  • Angelina Lincoln (bio)

Today, Villanova University's students attend classes on a campus secured partially thanks to the financial contributions of William Moulden, a Black man and former indentured servant who has been essentially forgotten by the university community. From his birth, in 1818, until he reached age twenty-eight, in 1846, William Moulden was legally owned by John Rudolph, per Pennsylvania's gradual abolition policy, which began the long process of ending slavery in the state in 1780. By the time of his 1894 death, however, Moulden had not only gained his freedom but had also married Julia Thomson, assisted in founding Villanova College and Monastery, purchased his own property, and, eventually, bequeathed his estate to the Augustinian College of Villanova.1 Though previous descriptions have remarked on the Mouldens' noteworthiness as the first Black Catholics who lived in the Villanova area, the family's relationship with Villanova's Augustinians was dynamic and complex. To fulfill Villanova University's aspirations of social justice and racial inclusivity, the school must work to better understand and fully acknowledge William Moulden's life and legacy as a Black founder.

Upon his death in 1893, William Moulden bequeathed his property to the Augustinian friars at Villanova, a religious order originally founded by St. Augustine of Hippo that first came to Philadelphia in the late eighteenth century. In 1899, when they sold the Moulden property on the outskirts of Philadelphia, they received $14,000. Despite the significance of William's gift, the Moulden family is neither well represented on campus nor the subject of serious scholarly inquiry. The university has officially acknowledged this important legacy only by naming one campus apartment building Moulden Hall and making a brief web page description of the Mouldens.2 Villanova's two published histories, one written in 1893 to commemorate the school's semicentennial and another in 1995 for its sesquicentennial, repeat a number of stories about the Moulden family that are limited by their lack of historical context. In both accounts, the Mouldens provide retrospective nostalgia about the university's humble beginnings as an institution intent on educating working-class Irish Catholics; William and Julia [End Page 22] add local flair to the narrative about Villanova's rise to national prominence. Neither publication explicitly connects the Mouldens' experiences to important moments in Pennsylvania's Black history, and neither of the official histories takes Moulden's financial gift to the struggling school seriously or considers the implications of a Black man giving his valuable estate to a school that would not have admitted his own children. Indeed, Villanova University continues to struggle to position itself as an institution committed to racial inclusivity. As one step toward this goal, the university must acknowledge William and Julia Moulden's experiences—their roles as founders, as laborers and employees, and as active members of the local Catholic community.

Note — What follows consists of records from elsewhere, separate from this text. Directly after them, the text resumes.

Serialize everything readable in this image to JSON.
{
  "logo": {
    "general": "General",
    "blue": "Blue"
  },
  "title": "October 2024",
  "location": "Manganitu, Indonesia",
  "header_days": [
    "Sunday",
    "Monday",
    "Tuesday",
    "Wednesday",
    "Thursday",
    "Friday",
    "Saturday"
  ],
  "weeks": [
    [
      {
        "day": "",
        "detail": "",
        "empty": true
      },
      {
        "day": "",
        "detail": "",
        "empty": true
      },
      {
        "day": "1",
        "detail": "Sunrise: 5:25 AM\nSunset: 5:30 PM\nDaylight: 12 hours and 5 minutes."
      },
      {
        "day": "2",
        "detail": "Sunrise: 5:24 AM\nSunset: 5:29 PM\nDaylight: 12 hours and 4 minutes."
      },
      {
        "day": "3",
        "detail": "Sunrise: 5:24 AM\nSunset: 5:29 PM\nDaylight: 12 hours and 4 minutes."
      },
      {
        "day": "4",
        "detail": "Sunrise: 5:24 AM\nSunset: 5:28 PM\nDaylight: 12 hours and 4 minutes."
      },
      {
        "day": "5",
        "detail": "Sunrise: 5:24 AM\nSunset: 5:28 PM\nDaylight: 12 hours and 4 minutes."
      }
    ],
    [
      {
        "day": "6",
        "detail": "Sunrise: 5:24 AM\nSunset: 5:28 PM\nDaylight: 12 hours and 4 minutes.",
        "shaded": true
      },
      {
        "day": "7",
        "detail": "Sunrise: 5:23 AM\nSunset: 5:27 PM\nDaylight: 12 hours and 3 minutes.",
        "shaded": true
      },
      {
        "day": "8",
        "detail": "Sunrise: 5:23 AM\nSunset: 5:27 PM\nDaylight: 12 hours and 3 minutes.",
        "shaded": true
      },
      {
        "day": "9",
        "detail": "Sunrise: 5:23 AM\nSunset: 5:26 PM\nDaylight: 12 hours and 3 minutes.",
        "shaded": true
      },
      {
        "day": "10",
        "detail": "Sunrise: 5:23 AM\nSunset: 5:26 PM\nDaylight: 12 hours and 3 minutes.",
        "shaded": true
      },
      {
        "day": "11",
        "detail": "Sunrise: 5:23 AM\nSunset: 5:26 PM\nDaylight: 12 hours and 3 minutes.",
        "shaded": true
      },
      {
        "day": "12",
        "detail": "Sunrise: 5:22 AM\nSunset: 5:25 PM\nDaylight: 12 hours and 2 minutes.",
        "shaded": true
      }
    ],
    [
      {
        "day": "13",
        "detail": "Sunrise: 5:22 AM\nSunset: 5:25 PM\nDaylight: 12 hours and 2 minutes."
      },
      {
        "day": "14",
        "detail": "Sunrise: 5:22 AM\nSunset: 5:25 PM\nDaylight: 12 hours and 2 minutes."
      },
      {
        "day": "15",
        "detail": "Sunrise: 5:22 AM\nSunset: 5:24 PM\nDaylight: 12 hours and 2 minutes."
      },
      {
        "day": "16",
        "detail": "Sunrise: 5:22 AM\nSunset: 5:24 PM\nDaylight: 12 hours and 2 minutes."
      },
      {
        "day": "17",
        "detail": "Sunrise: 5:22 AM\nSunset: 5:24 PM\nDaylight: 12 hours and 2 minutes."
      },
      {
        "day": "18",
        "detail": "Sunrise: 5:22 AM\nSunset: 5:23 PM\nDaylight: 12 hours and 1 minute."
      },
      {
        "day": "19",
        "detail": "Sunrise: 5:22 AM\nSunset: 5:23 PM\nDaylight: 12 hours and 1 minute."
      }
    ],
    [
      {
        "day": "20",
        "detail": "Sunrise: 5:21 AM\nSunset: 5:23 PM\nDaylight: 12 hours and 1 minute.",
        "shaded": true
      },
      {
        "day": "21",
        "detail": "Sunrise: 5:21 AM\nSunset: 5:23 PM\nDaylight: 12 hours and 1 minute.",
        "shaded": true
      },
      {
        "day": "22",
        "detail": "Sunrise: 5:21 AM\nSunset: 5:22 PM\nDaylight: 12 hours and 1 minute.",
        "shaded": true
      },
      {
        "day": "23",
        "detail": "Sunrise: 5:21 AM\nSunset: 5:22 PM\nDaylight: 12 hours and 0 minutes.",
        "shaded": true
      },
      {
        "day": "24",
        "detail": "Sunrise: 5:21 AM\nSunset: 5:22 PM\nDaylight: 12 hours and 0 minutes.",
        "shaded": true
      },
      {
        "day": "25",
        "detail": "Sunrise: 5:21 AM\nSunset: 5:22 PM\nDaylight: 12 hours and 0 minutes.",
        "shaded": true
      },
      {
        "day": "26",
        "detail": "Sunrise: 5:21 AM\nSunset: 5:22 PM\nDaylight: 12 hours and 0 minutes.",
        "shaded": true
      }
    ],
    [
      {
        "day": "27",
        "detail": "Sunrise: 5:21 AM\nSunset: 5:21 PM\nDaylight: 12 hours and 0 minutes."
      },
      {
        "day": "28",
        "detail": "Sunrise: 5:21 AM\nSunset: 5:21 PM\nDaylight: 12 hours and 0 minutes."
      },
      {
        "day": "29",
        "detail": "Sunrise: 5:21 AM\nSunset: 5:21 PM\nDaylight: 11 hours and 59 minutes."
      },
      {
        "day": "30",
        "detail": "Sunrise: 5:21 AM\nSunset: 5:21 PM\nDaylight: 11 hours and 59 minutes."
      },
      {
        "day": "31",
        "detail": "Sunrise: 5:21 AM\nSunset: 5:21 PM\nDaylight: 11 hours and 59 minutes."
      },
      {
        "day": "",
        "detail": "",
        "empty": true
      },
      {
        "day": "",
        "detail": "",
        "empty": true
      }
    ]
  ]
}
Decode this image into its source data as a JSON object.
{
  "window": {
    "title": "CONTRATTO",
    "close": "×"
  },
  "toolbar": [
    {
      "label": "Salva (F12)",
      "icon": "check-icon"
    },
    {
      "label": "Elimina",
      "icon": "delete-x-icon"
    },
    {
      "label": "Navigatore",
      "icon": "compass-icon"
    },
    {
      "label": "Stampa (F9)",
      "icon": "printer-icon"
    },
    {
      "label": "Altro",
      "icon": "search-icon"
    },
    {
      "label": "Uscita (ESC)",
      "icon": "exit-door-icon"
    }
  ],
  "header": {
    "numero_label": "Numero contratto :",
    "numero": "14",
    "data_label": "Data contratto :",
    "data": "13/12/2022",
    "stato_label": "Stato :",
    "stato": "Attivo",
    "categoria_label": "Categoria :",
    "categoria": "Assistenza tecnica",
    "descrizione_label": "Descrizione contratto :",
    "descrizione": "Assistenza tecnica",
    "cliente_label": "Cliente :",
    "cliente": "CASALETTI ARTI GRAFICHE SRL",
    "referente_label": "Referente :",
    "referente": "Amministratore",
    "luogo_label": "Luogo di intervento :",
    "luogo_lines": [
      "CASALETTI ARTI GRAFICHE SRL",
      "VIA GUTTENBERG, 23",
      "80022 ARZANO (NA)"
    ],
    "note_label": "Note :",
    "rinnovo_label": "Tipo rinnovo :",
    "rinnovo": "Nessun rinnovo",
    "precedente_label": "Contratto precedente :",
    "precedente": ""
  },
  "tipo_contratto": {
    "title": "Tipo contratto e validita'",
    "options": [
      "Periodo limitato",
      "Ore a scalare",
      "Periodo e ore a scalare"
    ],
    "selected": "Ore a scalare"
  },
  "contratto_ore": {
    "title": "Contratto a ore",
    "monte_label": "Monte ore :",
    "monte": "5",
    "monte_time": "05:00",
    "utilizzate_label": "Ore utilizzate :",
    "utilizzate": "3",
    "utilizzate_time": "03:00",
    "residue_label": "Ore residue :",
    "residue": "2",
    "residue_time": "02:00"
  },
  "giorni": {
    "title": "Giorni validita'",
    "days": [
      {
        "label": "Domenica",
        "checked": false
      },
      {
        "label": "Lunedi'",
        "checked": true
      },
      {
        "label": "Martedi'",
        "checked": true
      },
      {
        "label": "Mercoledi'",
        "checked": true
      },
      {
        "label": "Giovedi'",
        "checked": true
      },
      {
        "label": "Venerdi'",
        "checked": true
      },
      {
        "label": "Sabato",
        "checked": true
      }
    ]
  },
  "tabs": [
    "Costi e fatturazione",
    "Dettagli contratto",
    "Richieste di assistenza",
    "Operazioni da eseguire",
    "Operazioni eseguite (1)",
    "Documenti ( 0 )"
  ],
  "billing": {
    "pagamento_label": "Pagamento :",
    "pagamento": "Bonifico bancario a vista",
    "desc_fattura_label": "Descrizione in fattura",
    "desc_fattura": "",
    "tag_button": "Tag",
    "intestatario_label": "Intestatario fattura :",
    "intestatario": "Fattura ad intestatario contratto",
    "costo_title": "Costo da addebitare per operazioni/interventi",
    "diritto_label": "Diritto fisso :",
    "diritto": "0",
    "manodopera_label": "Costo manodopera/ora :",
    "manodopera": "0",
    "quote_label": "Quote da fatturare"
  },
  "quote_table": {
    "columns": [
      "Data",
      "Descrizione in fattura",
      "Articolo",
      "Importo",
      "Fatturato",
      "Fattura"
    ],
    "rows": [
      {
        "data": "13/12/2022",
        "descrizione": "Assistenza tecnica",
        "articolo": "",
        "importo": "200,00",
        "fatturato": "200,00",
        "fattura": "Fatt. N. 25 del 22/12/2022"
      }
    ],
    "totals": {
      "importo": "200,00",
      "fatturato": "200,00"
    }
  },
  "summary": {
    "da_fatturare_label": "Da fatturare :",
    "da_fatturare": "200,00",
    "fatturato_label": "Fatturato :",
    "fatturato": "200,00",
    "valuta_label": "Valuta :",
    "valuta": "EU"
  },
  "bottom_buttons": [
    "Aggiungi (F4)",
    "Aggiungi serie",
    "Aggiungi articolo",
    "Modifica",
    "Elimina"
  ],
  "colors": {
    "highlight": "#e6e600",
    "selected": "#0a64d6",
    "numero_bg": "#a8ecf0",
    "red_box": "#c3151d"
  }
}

The first published description of the Moulden family came from Fr. Thomas C. Middleton's Historical Sketch of the Augustinian Monastery, College, and Mission of St. Thomas of Villanova: Delaware County, PA during the First Half Century of Their Existence, 1842–1892. This sketch, which gives an anecdotal account of the years leading up to the school's Golden Jubilee in 1892, was influenced by both Middleton's experiences and the Augustinian order's nostalgia. Middleton records, "William and Julia Moulden [were] the first known colored Catholics in the neighborhood. William had lived at Belle-Air since about 1833, and Julia in the neighborhood since girlhood. In 1841, Feb 21, they were married at Saint Denis', by Rev. Michael O'Connor…and their wedding dinner was given to them by Mrs. Rudolph in what is now the pantry." The next paragraph indicates that William and Julia Moulden attended Mass at St. Thomas of Villanova. Middleton's notes on the history of Villanova cite numerous conversations with local residents, including one mention of a conversation with Julia Moulden, in 1876, about the earliest Masses that Rudolph and then the Augustinians held on the property.3 This singular reference, in fact, marked the first conversation with a local resident recorded and dated in his...